…Tai Chi Chuan movements must be in a shape like pulling silk. Pulling silk [from a cocoon] is done by a circular motion, and because it combines pulling straight and circling, naturally it forms a spiraling shape, which is the unification of the opposites of straight and curved. Silk reeling energy or pulling silk energy both refer to this idea. Because in the process of unreeling, extending out and pulling back the four limbs likewise produce a sort of spiraling shape, therefore the boxing manuals say that whether in large, extended movements or compact, small movements, one must absolutely never depart from this type of Tai Chi energy which unites opposites. Once one has trained in this thoroughly, this silk reeling circle tends to become smaller the more one practices, until one gets to the realm where there is a circle but no circle is apparent, at which point it is known only by intent. 1 This is why the third characteristic of Tai Chi Chuan is that it is an exercise which unifies opposites with silk reeling, both forward and backward.

Thanks to Jerry K for the translation. If you’re interested he’s also translated other chapter of the book – like this one on Empty and Full.

With this in mind I thought it would be beneficial to investigate exactly how silk is pulled from a cocoon. The Chinese have cultivated silk worms for more than 5,000 years. Here’s video showing how silk is cultivated today in Shanghai:

 

Like any industry, silk production has been automated, but you can still see how people did it using a hand reeling machine in some parts of China:

 

I’m guessing that the initial spiralling action of her hand she uses to get the starter threads off the brush is where the analogy starts to happen with what you’re doing in silk reeling exercises in Tai Chi Chuan? It reminds me of the way you can play with an elastic band in your hand.
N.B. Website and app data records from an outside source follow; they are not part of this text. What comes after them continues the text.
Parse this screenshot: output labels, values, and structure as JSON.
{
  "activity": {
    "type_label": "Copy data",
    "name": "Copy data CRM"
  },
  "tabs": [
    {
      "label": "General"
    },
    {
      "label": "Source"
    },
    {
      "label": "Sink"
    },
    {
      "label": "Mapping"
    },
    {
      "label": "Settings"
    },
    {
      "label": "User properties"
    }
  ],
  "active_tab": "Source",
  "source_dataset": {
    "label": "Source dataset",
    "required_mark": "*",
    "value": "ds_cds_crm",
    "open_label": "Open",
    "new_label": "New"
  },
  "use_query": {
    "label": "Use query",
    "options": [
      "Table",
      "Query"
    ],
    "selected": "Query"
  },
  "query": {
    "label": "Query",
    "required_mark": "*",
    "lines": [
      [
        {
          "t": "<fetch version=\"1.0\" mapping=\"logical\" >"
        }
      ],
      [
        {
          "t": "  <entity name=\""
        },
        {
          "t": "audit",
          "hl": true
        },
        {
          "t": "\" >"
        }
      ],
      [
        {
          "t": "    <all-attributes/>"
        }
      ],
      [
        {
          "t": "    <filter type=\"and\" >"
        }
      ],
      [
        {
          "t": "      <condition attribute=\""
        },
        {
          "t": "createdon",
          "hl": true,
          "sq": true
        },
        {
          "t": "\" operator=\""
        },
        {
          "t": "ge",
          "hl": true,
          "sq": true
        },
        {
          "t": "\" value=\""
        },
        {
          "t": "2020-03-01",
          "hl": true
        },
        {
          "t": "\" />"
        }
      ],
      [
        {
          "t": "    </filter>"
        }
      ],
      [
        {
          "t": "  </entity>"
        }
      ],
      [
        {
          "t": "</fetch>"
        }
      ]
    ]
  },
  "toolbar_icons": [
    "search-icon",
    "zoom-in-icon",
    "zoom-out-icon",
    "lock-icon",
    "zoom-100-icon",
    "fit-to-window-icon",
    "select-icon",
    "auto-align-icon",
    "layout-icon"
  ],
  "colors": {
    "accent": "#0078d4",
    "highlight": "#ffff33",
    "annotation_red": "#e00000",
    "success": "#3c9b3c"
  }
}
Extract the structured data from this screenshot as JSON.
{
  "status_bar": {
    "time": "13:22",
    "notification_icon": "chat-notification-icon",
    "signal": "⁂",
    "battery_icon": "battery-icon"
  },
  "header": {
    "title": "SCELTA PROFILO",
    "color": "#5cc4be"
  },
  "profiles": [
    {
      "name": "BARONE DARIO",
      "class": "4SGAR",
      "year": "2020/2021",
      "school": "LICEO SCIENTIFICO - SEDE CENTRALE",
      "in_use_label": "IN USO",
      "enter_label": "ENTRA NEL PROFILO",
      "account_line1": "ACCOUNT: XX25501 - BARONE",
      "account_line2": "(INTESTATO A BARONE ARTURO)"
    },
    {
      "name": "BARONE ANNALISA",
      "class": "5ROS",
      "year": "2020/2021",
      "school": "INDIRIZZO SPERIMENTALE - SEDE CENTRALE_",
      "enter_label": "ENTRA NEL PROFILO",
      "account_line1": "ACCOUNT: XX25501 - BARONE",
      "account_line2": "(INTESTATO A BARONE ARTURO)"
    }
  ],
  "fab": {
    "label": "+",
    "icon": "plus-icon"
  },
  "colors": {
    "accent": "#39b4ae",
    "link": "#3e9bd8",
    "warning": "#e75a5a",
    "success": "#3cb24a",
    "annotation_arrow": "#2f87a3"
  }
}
With 5,000 years of silk production in China I’m pretty sure the hand reeling machines would have existed at the time Chen style was creating these exercises, some 300-odd years ago, but without a machine then you’d have to be doing it with your hands in that manner.

Either way, I don’t think the silk worm gets out of this alive 😦